Excerpts from a dataset:
%%
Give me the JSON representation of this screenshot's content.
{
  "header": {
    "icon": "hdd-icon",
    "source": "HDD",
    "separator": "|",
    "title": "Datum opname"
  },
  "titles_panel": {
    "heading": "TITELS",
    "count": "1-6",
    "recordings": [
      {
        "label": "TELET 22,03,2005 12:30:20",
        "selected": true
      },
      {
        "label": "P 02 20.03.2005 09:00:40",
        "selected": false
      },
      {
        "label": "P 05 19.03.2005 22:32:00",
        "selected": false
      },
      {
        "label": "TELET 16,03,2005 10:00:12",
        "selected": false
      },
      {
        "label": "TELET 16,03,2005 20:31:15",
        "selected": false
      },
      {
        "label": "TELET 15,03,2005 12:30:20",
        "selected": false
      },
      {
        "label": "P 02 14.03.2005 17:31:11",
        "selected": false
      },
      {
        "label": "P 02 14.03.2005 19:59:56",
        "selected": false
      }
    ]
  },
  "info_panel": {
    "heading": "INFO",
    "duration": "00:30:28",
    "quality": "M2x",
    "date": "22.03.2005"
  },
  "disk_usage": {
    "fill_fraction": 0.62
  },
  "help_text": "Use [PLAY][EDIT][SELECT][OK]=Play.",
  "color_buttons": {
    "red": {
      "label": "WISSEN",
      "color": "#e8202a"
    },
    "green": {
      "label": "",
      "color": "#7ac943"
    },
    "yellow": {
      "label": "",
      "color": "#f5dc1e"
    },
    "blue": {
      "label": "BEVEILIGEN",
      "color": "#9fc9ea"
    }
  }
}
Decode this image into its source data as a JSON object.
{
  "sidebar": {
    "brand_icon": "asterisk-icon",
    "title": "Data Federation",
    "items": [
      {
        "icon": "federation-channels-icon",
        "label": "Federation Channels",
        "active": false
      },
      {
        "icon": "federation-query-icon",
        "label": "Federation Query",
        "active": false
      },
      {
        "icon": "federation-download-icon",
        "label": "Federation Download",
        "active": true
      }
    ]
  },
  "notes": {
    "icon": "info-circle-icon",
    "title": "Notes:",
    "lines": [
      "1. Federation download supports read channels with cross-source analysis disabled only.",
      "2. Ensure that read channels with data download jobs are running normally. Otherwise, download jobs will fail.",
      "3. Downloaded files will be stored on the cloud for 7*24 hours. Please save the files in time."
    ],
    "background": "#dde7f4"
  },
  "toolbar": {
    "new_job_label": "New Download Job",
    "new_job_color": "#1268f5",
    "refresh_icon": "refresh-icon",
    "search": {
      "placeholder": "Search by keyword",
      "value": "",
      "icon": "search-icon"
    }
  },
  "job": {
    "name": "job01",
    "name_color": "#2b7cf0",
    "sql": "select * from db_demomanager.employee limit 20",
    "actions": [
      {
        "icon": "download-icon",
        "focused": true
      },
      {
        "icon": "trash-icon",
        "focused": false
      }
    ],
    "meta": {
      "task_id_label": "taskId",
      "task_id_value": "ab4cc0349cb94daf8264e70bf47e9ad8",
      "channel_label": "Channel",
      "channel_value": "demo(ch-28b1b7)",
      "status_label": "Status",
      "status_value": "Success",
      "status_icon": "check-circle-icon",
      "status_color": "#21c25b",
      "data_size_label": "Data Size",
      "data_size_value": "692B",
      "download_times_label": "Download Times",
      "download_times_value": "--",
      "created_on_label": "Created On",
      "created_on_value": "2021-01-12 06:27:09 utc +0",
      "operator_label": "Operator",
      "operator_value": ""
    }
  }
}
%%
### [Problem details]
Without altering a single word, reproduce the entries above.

### [Output for this exercise]
Give me the JSON representation of this screenshot's content.
{
  "header": {
    "icon": "hdd-icon",
    "source": "HDD",
    "separator": "|",
    "title": "Datum opname"
  },
  "titles_panel": {
    "heading": "TITELS",
    "count": "1-6",
    "recordings": [
      {
        "label": "TELET 22,03,2005 12:30:20",
        "selected": true
      },
      {
        "label": "P 02 20.03.2005 09:00:40",
        "selected": false
      },
      {
        "label": "P 05 19.03.2005 22:32:00",
        "selected": false
      },
      {
        "label": "TELET 16,03,2005 10:00:12",
        "selected": false
      },
      {
        "label": "TELET 16,03,2005 20:31:15",
        "selected": false
      },
      {
        "label": "TELET 15,03,2005 12:30:20",
        "selected": false
      },
      {
        "label": "P 02 14.03.2005 17:31:11",
        "selected": false
      },
      {
        "label": "P 02 14.03.2005 19:59:56",
        "selected": false
      }
    ]
  },
  "info_panel": {
    "heading": "INFO",
    "duration": "00:30:28",
    "quality": "M2x",
    "date": "22.03.2005"
  },
  "disk_usage": {
    "fill_fraction": 0.62
  },
  "help_text": "Use [PLAY][EDIT][SELECT][OK]=Play.",
  "color_buttons": {
    "red": {
      "label": "WISSEN",
      "color": "#e8202a"
    },
    "green": {
      "label": "",
      "color": "#7ac943"
    },
    "yellow": {
      "label": "",
      "color": "#f5dc1e"
    },
    "blue": {
      "label": "BEVEILIGEN",
      "color": "#9fc9ea"
    }
  }
}
Decode this image into its source data as a JSON object.
{
  "sidebar": {
    "brand_icon": "asterisk-icon",
    "title": "Data Federation",
    "items": [
      {
        "icon": "federation-channels-icon",
        "label": "Federation Channels",
        "active": false
      },
      {
        "icon": "federation-query-icon",
        "label": "Federation Query",
        "active": false
      },
      {
        "icon": "federation-download-icon",
        "label": "Federation Download",
        "active": true
      }
    ]
  },
  "notes": {
    "icon": "info-circle-icon",
    "title": "Notes:",
    "lines": [
      "1. Federation download supports read channels with cross-source analysis disabled only.",
      "2. Ensure that read channels with data download jobs are running normally. Otherwise, download jobs will fail.",
      "3. Downloaded files will be stored on the cloud for 7*24 hours. Please save the files in time."
    ],
    "background": "#dde7f4"
  },
  "toolbar": {
    "new_job_label": "New Download Job",
    "new_job_color": "#1268f5",
    "refresh_icon": "refresh-icon",
    "search": {
      "placeholder": "Search by keyword",
      "value": "",
      "icon": "search-icon"
    }
  },
  "job": {
    "name": "job01",
    "name_color": "#2b7cf0",
    "sql": "select * from db_demomanager.employee limit 20",
    "actions": [
      {
        "icon": "download-icon",
        "focused": true
      },
      {
        "icon": "trash-icon",
        "focused": false
      }
    ],
    "meta": {
      "task_id_label": "taskId",
      "task_id_value": "ab4cc0349cb94daf8264e70bf47e9ad8",
      "channel_label": "Channel",
      "channel_value": "demo(ch-28b1b7)",
      "status_label": "Status",
      "status_value": "Success",
      "status_icon": "check-circle-icon",
      "status_color": "#21c25b",
      "data_size_label": "Data Size",
      "data_size_value": "692B",
      "download_times_label": "Download Times",
      "download_times_value": "--",
      "created_on_label": "Created On",
      "created_on_value": "2021-01-12 06:27:09 utc +0",
      "operator_label": "Operator",
      "operator_value": ""
    }
  }
}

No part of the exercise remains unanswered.